Categories: Pre-Japan
  1. Stu
    November 30, 2009 at 2:59 pm

    I thought it was hilarious that you labeled the picture “Lucci carving the pumpkin!” rather than “the turkey”, given that the way he appeared to be going at it with that knife, he may have thought it was a pumpkin. 🙂

  2. Dash
    November 30, 2009 at 6:46 pm

    I don’t know what you’re talking about! It doesn’t say that at all! You should check your eyes…;)

  3. Stu
    December 2, 2009 at 2:59 pm

    Lame, the original was so much better.

  4. Dash
    December 2, 2009 at 6:30 pm

    Had I been able to claim that it had been intentional, I certainly would have left it…

  5. December 7, 2009 at 12:05 pm

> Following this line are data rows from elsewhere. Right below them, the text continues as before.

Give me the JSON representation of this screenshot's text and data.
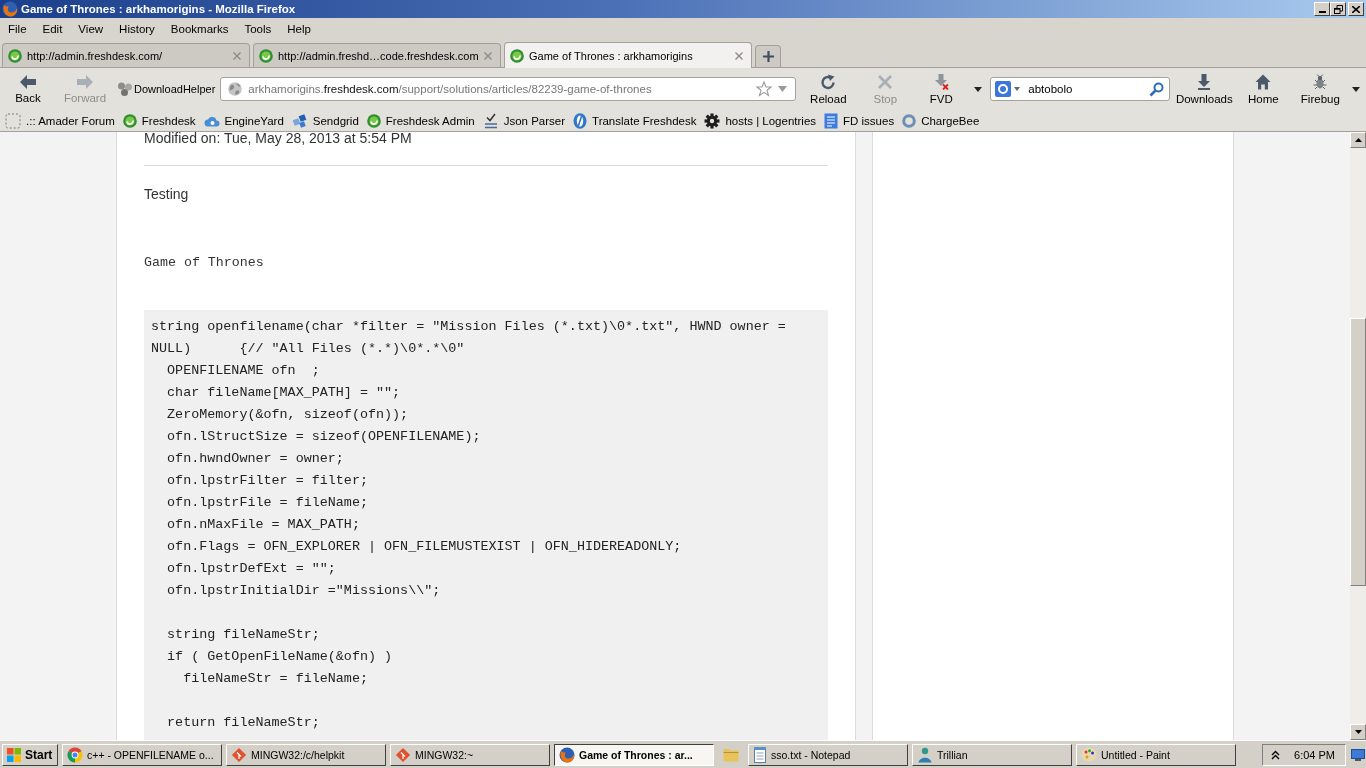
{
  "window": {
    "title": "Game of Thrones : arkhamorigins - Mozilla Firefox"
  },
  "menu_bar": [
    "File",
    "Edit",
    "View",
    "History",
    "Bookmarks",
    "Tools",
    "Help"
  ],
  "tabs": [
    {
      "label": "http://admin.freshdesk.com/",
      "selected": false
    },
    {
      "label": "http://admin.freshd…code.freshdesk.com",
      "selected": false
    },
    {
      "label": "Game of Thrones : arkhamorigins",
      "selected": true
    }
  ],
  "nav_toolbar": {
    "history_buttons": [
      {
        "label": "Back",
        "disabled": false
      },
      {
        "label": "Forward",
        "disabled": true
      }
    ],
    "download_helper": "DownloadHelper",
    "address_bar": {
      "subdomain": "arkhamorigins.",
      "domain": "freshdesk.com",
      "path": "/support/solutions/articles/82239-game-of-thrones"
    },
    "page_buttons": [
      {
        "label": "Reload",
        "disabled": false
      },
      {
        "label": "Stop",
        "disabled": true
      },
      {
        "label": "FVD",
        "disabled": false
      }
    ],
    "search": {
      "value": "abtobolo"
    },
    "tool_buttons": [
      "Downloads",
      "Home",
      "Firebug"
    ]
  },
  "bookmarks": [
    ".:: Amader Forum",
    "Freshdesk",
    "EngineYard",
    "Sendgrid",
    "Freshdesk Admin",
    "Json Parser",
    "Translate Freshdesk",
    "hosts | Logentries",
    "FD issues",
    "ChargeBee"
  ],
  "article": {
    "modified": "Modified on: Tue, May 28, 2013 at 5:54 PM",
    "body": "Testing",
    "heading": "Game of Thrones",
    "code_blocks": [
      [
        "string openfilename(char *filter = \"Mission Files (*.txt)\\0*.txt\", HWND owner =",
        "NULL)      {// \"All Files (*.*)\\0*.*\\0\"",
        "  OPENFILENAME ofn  ;",
        "  char fileName[MAX_PATH] = \"\";",
        "  ZeroMemory(&ofn, sizeof(ofn));",
        "  ofn.lStructSize = sizeof(OPENFILENAME);",
        "  ofn.hwndOwner = owner;",
        "  ofn.lpstrFilter = filter;",
        "  ofn.lpstrFile = fileName;",
        "  ofn.nMaxFile = MAX_PATH;",
        "  ofn.Flags = OFN_EXPLORER | OFN_FILEMUSTEXIST | OFN_HIDEREADONLY;",
        "  ofn.lpstrDefExt = \"\";",
        "  ofn.lpstrInitialDir =\"Missions\\\\\";"
      ],
      [
        "  string fileNameStr;",
        "  if ( GetOpenFileName(&ofn) )",
        "    fileNameStr = fileName;"
      ],
      [
        "  return fileNameStr;"
      ]
    ]
  },
  "taskbar": {
    "start": "Start",
    "items": [
      {
        "kind": "window",
        "label": "c++ - OPENFILENAME o...",
        "selected": false
      },
      {
        "kind": "window",
        "label": "MINGW32:/c/helpkit",
        "selected": false
      },
      {
        "kind": "window",
        "label": "MINGW32:~",
        "selected": false
      },
      {
        "kind": "window",
        "label": "Game of Thrones : ar...",
        "selected": true
      },
      {
        "kind": "icon",
        "selected": false
      },
      {
        "kind": "window",
        "label": "sso.txt - Notepad",
        "selected": false
      },
      {
        "kind": "window",
        "label": "Trillian",
        "selected": false
      },
      {
        "kind": "window",
        "label": "Untitled - Paint",
        "selected": false
      }
    ],
    "clock": "6:04 PM"
  }
}
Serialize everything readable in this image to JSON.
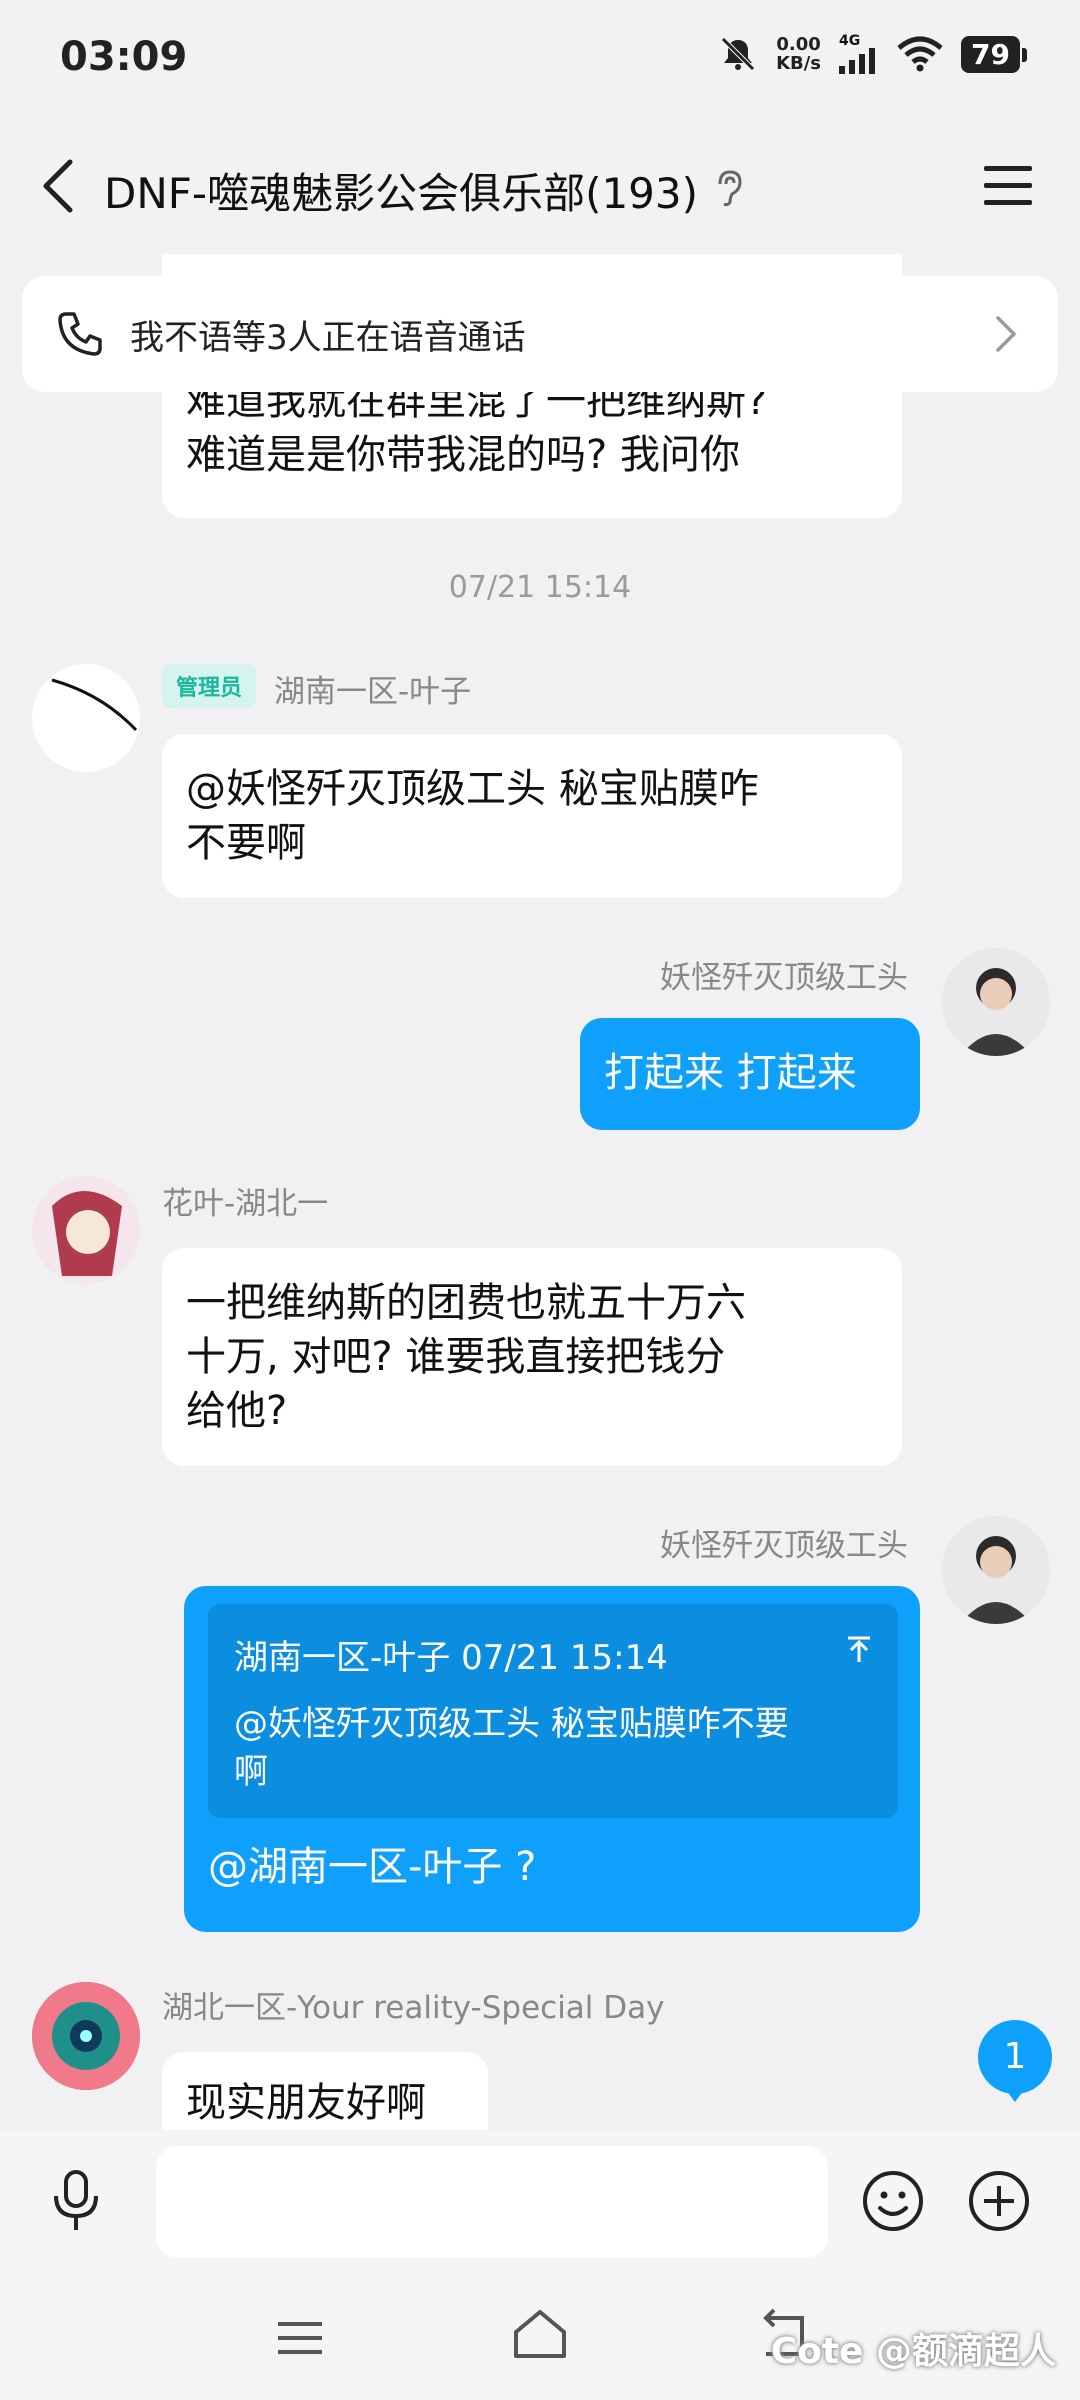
{
  "status_bar": {
    "time": "03:09",
    "net_speed_value": "0.00",
    "net_speed_unit": "KB/s",
    "network": "4G",
    "battery": "79",
    "icons": [
      "mute-bell-icon",
      "signal-icon",
      "wifi-icon",
      "battery-icon"
    ]
  },
  "header": {
    "title": "DNF-噬魂魅影公会俱乐部(193)",
    "icons": [
      "back-icon",
      "ear-icon",
      "menu-icon"
    ]
  },
  "voice_call": {
    "text": "我不语等3人正在语音通话"
  },
  "messages": {
    "m0": {
      "lines": [
        "难道我就在群里混了一把维纳斯?",
        "难道是是你带我混的吗? 我问你"
      ]
    },
    "timestamp": "07/21 15:14",
    "m1": {
      "badge": "管理员",
      "sender": "湖南一区-叶子",
      "lines": [
        "@妖怪歼灭顶级工头 秘宝贴膜咋",
        "不要啊"
      ]
    },
    "m2": {
      "sender": "妖怪歼灭顶级工头",
      "text": "打起来 打起来"
    },
    "m3": {
      "sender": "花叶-湖北一",
      "lines": [
        "一把维纳斯的团费也就五十万六",
        "十万, 对吧? 谁要我直接把钱分",
        "给他?"
      ]
    },
    "m4": {
      "sender": "妖怪歼灭顶级工头",
      "quote_header": "湖南一区-叶子 07/21 15:14",
      "quote_lines": [
        "@妖怪歼灭顶级工头 秘宝贴膜咋不要",
        "啊"
      ],
      "text": "@湖南一区-叶子 ?"
    },
    "m5": {
      "sender": "湖北一区-Your reality-Special Day",
      "text": "现实朋友好啊"
    }
  },
  "unread_count": "1",
  "input": {
    "placeholder": ""
  },
  "watermark": "Cote @额滴超人",
  "colors": {
    "accent": "#0ea0fb",
    "admin_badge": "#1bb79c"
  }
}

    “the teachers had to stick around and finish the school day” What a awful and lame rule

  6. Dash
    December 8, 2009 at 4:44 am

    Have I mentioned we work during the summer as well? It’s kinda crazy, but we are getting paid fairly well so it’s only fair, I guess.

  1. No trackbacks yet.

Leave a Reply

Fill in your details below or click an icon to log in:

WordPress.com Logo

You are commenting using your WordPress.com account. Log Out /  Change )

Google+ photo

You are commenting using your Google+ account. Log Out /  Change )

Twitter picture

You are commenting using your Twitter account. Log Out /  Change )

Facebook photo

You are commenting using your Facebook account. Log Out /  Change )


Connecting to %s

%d bloggers like this: